Movies described as Felliniesque – featuring, perhaps, a self-absorbed and self-reflective male hero in a world of Amazonian women with cartoonish boobs, random circus clowns, unexplained bursts of surrealism, and a scene toward the end on a beach – not only fall short of Fellini’s scenically but they fail altogether to capture his visual poetry.
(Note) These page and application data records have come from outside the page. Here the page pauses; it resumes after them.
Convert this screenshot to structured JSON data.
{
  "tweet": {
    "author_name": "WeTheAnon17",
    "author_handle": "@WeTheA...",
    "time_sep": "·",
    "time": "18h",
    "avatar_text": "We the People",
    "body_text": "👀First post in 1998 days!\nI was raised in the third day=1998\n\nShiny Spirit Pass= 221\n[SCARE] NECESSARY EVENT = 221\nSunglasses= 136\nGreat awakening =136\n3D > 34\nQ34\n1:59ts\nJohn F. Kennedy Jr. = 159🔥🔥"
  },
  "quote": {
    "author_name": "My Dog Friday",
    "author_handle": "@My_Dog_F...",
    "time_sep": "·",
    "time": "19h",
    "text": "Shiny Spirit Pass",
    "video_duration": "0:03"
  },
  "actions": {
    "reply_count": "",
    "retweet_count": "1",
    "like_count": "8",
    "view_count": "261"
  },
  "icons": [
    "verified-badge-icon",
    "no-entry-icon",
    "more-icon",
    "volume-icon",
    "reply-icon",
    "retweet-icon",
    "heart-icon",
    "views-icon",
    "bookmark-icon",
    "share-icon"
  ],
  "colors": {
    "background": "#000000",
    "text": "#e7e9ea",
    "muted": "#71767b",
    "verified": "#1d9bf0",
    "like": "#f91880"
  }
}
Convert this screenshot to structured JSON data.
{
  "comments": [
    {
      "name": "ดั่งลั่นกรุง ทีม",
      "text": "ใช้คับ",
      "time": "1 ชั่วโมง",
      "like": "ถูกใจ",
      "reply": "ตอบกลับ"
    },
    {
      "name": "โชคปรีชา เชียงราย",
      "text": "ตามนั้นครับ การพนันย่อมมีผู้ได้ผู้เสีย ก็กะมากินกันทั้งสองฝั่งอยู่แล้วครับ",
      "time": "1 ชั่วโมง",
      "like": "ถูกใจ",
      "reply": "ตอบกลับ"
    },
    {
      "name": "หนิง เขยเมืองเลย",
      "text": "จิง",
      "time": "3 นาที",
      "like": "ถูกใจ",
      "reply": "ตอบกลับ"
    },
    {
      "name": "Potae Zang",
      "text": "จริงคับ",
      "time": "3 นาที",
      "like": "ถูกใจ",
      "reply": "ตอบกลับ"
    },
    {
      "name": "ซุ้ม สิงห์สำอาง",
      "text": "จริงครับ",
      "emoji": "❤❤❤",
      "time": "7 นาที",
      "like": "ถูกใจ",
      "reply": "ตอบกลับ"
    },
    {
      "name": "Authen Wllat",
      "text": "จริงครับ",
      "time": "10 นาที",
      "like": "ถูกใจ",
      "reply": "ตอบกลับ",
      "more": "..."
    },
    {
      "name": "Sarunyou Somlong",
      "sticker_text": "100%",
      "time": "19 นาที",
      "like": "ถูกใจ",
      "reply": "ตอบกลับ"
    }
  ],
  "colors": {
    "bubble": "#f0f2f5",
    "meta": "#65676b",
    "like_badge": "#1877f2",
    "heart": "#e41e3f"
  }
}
fellini-bus-scene-8.5.pngI like some of Fellini’s movies better than others of Fellini’s movies, but criticism of them seems almost beside the point. Especially now that their orchestrator is long dead and gone to that great Criterion Collection in the sky. Fellini’s movies created a world that is recognizably our world but also other somehow, existing alongside as a kind of running poetic commentary on our world, on our experience of living in it, and of our occasional attempts (generally unsuccessful) to fashion that living into art. Not to mention that virtually any complaint against Fellini we might care to lodge has already been registered by one of his surrogate characters (usually played, sublimely, by Marcello Mastroianni).  The best example is Guido Anselmi in 81/2 (1963), who confesses: “I really have nothing to say, but I want to say it all the same.”

I’m grateful that Federico Fellini went on saying nothing for another 30 years and I’m surprised at how often I find myself returning to his later films (such as Fellini’s Roma, Amarcord, Ginger and Fred) and wishing there were more.

Fellini-Directing

The Pig from Port Arthur

Janis Joplin (January 19, 1943 – 10/4/1970)

joplin-janis-top shotAs a young teen, Janis Joplin was called “pig” because she was overweight, “pizza face” because of her acne, “freak” because she dressed different and liked the arts. It also didn’t help – in the 1950s in a place like Port Arthur, Texas – that Joplin refused to hate or hold herself apart from black people and counted some of them as friends. What is condemned in current social media as hazing and bullying would have been a good day for Janis in high school. And, in college, the frat-boy types voted her “Ugliest Man on Campus.”

Whatever all that cost Janis Joplin, she wasn’t saying, she wouldn’t give her youthful tormentors the satisfaction. She’d talk tough in interviews and act like it didn’t count. But we knew it did. We’d heard Janis sing.

And Janis Joplin wasn’t one of those ugly ducklings who became a swan. She stayed an ugly duckling in the world’s eyes and became a star. Dared us not to love her just the way she was. The way she’d always been, all the way back to Port Arthur. The way she would always be – her every gesture seemed to say – and “Fuck you, man, if you think I’m gonna change.”

Then Janis would sing.

When Janis Joplin sang, everything else went away. Her problems and your problems. Black and white. The world with its cruelty, its pat judgments of ugly duckling and swan.

And fuck you if you think it didn’t.